▸ **Exercise directions**
From the material below, pull each line containing the string "time".

------

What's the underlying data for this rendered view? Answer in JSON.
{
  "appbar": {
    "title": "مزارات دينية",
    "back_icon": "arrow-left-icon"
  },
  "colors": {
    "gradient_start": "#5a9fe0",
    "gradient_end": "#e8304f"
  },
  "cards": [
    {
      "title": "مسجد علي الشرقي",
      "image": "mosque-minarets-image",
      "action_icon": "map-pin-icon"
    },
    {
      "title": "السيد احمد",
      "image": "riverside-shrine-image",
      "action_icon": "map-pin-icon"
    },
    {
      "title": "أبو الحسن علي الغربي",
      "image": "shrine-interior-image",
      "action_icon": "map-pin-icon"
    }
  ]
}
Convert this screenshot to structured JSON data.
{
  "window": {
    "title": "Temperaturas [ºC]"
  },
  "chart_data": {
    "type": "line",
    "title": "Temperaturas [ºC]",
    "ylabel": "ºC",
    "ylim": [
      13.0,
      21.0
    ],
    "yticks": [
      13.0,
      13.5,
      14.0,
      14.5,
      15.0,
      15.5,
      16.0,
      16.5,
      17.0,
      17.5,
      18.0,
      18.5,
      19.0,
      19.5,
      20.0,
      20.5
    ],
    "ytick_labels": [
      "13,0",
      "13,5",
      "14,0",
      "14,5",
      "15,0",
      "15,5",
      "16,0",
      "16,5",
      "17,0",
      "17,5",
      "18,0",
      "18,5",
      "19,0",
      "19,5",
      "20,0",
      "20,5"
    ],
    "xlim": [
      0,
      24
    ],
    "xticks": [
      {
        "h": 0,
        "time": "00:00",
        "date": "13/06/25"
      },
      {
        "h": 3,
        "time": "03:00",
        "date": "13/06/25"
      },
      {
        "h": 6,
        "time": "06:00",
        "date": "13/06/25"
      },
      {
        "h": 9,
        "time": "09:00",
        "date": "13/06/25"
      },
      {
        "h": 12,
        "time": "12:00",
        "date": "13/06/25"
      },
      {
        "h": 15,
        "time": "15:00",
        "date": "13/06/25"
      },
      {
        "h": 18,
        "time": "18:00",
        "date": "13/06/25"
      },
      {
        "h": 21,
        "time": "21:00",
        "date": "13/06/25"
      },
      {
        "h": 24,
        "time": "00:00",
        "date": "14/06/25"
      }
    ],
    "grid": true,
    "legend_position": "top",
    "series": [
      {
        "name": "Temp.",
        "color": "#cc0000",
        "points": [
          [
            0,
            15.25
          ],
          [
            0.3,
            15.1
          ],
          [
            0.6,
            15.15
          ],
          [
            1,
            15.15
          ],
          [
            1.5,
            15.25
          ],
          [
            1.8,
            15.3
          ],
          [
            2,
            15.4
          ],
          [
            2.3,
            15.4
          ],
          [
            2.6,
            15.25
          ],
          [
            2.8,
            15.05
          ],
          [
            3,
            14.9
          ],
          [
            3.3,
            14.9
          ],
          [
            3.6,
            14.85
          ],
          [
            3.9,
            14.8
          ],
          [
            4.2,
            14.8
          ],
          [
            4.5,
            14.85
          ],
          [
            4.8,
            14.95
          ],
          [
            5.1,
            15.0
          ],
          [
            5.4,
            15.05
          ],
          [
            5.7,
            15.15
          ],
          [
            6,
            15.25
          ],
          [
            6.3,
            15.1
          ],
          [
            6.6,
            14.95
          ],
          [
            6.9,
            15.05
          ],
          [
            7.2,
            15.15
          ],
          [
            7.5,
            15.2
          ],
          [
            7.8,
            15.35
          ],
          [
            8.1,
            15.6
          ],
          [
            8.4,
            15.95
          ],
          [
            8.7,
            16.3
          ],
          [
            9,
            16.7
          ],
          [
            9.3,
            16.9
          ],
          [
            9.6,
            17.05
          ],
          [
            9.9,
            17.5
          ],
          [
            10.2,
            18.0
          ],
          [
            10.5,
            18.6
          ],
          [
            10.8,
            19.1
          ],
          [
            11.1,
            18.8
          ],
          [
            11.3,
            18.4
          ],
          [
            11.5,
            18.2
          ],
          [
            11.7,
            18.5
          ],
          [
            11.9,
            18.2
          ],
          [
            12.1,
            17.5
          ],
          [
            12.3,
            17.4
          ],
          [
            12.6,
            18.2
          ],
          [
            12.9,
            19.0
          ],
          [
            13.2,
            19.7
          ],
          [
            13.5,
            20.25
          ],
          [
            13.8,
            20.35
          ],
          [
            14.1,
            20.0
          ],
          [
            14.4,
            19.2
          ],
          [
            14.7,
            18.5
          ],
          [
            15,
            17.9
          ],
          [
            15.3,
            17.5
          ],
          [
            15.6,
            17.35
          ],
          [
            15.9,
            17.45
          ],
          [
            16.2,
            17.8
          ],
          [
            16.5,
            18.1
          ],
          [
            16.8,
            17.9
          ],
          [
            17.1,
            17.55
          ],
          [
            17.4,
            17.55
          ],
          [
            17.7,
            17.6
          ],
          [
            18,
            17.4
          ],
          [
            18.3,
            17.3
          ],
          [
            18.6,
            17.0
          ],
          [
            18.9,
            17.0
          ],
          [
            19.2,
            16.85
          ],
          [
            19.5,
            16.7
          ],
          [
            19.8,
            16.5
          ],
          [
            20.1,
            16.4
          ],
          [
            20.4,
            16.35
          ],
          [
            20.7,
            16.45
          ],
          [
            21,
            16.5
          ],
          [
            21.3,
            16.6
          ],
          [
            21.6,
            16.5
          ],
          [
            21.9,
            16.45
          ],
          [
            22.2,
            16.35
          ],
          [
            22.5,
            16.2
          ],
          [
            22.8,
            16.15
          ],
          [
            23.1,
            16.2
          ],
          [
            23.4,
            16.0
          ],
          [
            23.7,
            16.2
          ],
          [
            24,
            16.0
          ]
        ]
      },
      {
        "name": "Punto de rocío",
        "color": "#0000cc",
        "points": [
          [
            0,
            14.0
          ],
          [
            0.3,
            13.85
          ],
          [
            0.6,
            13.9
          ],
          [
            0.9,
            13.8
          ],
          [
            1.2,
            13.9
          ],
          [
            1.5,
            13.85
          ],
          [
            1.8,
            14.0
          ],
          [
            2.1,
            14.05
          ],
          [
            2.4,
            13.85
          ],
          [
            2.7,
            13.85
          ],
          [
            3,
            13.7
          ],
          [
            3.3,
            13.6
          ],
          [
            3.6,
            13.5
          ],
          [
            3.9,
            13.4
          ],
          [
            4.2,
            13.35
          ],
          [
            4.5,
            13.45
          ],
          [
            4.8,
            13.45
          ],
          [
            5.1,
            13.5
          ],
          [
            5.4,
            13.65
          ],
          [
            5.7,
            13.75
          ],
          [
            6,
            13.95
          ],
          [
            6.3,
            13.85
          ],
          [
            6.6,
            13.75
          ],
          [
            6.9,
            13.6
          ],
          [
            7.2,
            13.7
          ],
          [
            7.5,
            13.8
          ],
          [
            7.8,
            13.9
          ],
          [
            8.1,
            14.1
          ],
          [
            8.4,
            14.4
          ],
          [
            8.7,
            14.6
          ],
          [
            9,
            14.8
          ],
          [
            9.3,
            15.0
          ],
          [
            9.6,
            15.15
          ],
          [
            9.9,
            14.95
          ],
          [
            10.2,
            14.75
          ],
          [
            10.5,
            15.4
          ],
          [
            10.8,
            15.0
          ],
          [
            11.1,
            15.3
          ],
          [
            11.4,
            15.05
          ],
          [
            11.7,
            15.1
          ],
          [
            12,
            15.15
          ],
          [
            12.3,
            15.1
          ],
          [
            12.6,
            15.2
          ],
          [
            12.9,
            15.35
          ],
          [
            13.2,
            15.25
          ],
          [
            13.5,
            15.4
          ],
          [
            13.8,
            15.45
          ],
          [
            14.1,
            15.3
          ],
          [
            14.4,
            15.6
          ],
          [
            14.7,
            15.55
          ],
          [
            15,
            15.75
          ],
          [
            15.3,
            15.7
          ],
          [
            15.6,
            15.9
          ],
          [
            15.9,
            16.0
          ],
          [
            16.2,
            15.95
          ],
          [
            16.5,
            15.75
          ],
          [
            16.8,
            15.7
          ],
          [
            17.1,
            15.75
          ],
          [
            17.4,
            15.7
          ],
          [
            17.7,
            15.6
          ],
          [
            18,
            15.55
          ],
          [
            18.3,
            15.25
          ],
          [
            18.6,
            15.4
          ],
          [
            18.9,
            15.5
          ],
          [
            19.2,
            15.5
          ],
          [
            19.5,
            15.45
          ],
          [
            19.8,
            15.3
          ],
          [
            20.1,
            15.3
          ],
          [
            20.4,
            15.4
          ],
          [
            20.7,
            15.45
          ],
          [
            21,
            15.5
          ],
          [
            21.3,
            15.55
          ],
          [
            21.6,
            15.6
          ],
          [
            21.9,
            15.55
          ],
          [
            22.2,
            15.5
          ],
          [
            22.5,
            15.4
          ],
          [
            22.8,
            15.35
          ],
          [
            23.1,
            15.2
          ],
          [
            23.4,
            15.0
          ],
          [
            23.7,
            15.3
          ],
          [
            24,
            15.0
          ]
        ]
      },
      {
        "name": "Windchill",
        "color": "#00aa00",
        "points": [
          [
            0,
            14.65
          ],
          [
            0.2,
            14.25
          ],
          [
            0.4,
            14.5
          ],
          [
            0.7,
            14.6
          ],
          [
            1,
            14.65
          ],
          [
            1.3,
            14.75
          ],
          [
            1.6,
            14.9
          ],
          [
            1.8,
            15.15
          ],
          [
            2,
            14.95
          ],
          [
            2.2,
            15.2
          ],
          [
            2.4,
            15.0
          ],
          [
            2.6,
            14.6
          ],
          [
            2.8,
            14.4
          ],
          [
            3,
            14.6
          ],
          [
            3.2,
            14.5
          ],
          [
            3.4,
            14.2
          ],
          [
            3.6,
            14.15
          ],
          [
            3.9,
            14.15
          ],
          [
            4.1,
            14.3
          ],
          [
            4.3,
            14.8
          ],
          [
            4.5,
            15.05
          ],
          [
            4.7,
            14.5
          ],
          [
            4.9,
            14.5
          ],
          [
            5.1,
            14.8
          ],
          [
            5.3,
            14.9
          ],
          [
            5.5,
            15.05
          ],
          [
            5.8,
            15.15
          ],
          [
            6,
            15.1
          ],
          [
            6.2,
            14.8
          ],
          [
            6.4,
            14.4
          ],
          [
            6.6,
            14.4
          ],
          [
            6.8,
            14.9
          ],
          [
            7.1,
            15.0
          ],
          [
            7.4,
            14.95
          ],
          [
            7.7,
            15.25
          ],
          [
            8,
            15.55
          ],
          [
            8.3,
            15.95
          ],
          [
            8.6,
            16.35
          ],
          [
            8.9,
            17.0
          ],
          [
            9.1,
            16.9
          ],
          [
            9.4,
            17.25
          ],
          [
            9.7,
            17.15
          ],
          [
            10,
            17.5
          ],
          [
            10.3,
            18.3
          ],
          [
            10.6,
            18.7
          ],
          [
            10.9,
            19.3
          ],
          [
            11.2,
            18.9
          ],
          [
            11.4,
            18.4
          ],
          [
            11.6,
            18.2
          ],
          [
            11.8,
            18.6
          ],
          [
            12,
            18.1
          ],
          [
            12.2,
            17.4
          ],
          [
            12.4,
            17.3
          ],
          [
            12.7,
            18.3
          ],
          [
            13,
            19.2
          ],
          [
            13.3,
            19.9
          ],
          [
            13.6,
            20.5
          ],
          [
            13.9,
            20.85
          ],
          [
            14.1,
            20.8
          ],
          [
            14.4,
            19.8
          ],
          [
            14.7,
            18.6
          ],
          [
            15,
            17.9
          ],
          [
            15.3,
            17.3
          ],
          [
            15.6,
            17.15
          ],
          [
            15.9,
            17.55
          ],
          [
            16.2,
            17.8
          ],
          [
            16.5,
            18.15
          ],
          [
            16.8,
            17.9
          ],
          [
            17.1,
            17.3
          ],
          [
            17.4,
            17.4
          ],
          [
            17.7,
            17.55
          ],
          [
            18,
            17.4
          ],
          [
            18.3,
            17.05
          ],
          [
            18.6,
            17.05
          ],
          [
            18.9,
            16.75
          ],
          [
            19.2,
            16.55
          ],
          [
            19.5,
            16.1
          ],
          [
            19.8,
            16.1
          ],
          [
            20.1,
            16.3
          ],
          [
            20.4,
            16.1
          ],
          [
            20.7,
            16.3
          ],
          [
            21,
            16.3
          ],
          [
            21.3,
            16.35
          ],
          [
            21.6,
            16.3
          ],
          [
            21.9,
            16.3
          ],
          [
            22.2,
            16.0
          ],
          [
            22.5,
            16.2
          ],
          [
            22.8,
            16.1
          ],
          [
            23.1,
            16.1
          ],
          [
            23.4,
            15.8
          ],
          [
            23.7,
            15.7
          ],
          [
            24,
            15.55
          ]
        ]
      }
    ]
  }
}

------

▸ **Expected answer**
        "time": "00:00",
        "time": "03:00",
        "time": "06:00",
        "time": "09:00",
        "time": "12:00",
        "time": "15:00",
        "time": "18:00",
        "time": "21:00",
        "time": "00:00",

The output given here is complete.